Sometimes you need to approach your data from a different direction. In this post you’ll learn how to find and select values in your QlikView application based on other associated values in the data – an indirect selection.
Sometimes you need to approach your data from a different direction. In this post you’ll learn how to find and select values in your QlikView application based on other associated values in the data – an indirect selection. The post’s examples are based on a QlikView application, but most of the concepts also apply to Qlik Sense.
Normally when making selections to filter data in a QlikView application, you click specific values in some field. Then QlikView’s associative logic updates the metrics display to reflect your selection. The example below shows selecting OrderID values and the result.
But suppose your requirements included this: “The users must be able to find orders whose total sales amount is greater than 10,000 or some other value that the user specifies. They must also be able to search for customers having total sales over a threshold amount.” Using indirect searching and some simple automation, you can implement both of these requirements.

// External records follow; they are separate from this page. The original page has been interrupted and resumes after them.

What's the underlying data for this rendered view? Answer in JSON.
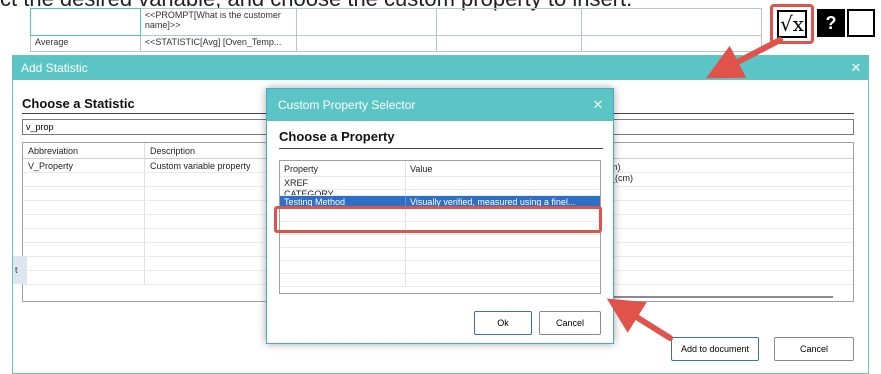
{
  "instruction_text": "ct the desired variable, and choose the custom property to insert.",
  "background_table": {
    "row1_col2": "<<PROMPT[What is the customer name]>>",
    "row2_col1": "Average",
    "row2_col2": "<<STATISTIC[Avg] [Oven_Temp..."
  },
  "toolbar": {
    "sqrt_icon_label": "√x",
    "help_icon_label": "?"
  },
  "add_statistic": {
    "title": "Add Statistic",
    "close_label": "✕",
    "section_title": "Choose a Statistic",
    "search_value": "v_prop",
    "columns": [
      "Abbreviation",
      "Description"
    ],
    "rows": [
      {
        "abbreviation": "V_Property",
        "description": "Custom variable property"
      }
    ],
    "right_units": [
      "m)",
      "_(cm)"
    ],
    "left_stub": "t",
    "add_button": "Add to document",
    "cancel_button": "Cancel"
  },
  "custom_property": {
    "title": "Custom Property Selector",
    "close_label": "✕",
    "section_title": "Choose a Property",
    "columns": [
      "Property",
      "Value"
    ],
    "rows": [
      {
        "property": "XREF",
        "value": "",
        "selected": false
      },
      {
        "property": "CATEGORY",
        "value": "",
        "selected": false,
        "clipped": true
      },
      {
        "property": "Testing Method",
        "value": "Visually verified, measured using a finel...",
        "selected": true
      }
    ],
    "ok_button": "Ok",
    "cancel_button": "Cancel"
  },
  "colors": {
    "titlebar": "#5bc5c5",
    "selection": "#2d6fc4",
    "highlight_red": "#e0524a"
  }
}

QlikView supports searching in a field using an expression that aggregates some other field or compares fields.
In the example below, the user has activated the OrderID search box and typed an expression to find orders whose total sales amount is over 10,000. Remember that a QlikView expression starts with the equal sign, “=”.

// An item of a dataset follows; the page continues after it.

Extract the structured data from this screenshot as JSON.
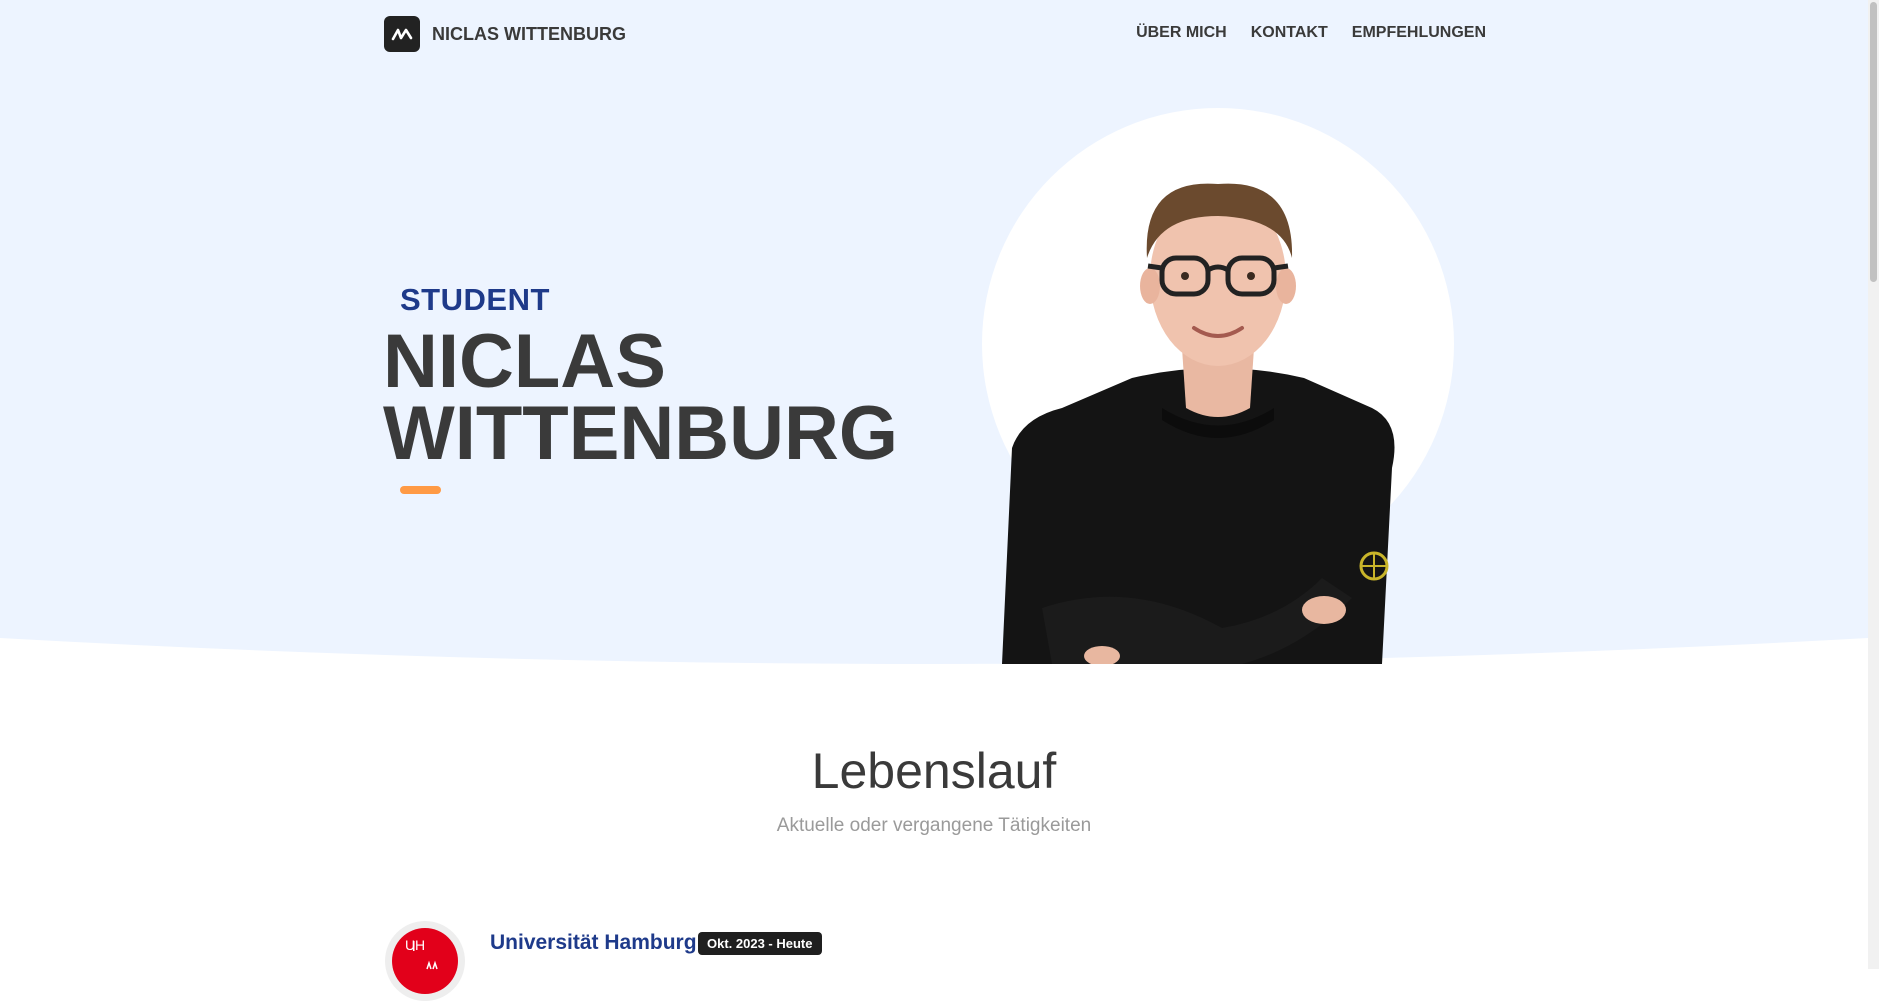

The full search string is =Sum(LineSalesAmount)>10000.
Be sure to remove the wildcard * characters from the search box if QlikView inserted them automatically.
After the user types the search string and presses Enter, the only orders shown are those whose detail rows total to more than 10,000. QlikView is not filtering for order detail lines with amounts greater than this threshold; rather, it is filtering on the total amount aggregated over each OrderID. This is similar to SQL’s HAVING clause in a GROUP BY query.
Here are other examples of search-string expressions:
This is a powerful search technique, but only power users are likely to use it. Here’s why:
Use this method to perform ad hoc searches, or to test your search logic as a developer before automating it. That leads us to the next step.
Automating this kind of search gives less experienced users the same power and flexibility to analyze their data.
In the example below, an action button lets the user perform an indirect search with one click. The button uses the Select in Field action, whose two parameters are a field to search and the search string to use. Notice the syntax of the Search String parameter.
This is a simple automation example where the search value is hard-coded. Other options include placing the search amount in a variable tied to a slider object or input box, saving the search as a bookmark, or adding the action to a gauge chart or other object rather than a button.
QlikView provides several ways to search for data based on associated values in the application data model. Set analysis and chart dimension limits are two other methods for implementing this kind of search. But the “indirect” search gives the expert user a powerful tool for ad hoc analysis, and it offers the application developer a flexible way to help users interact with their data. And it’s all about the user, after all.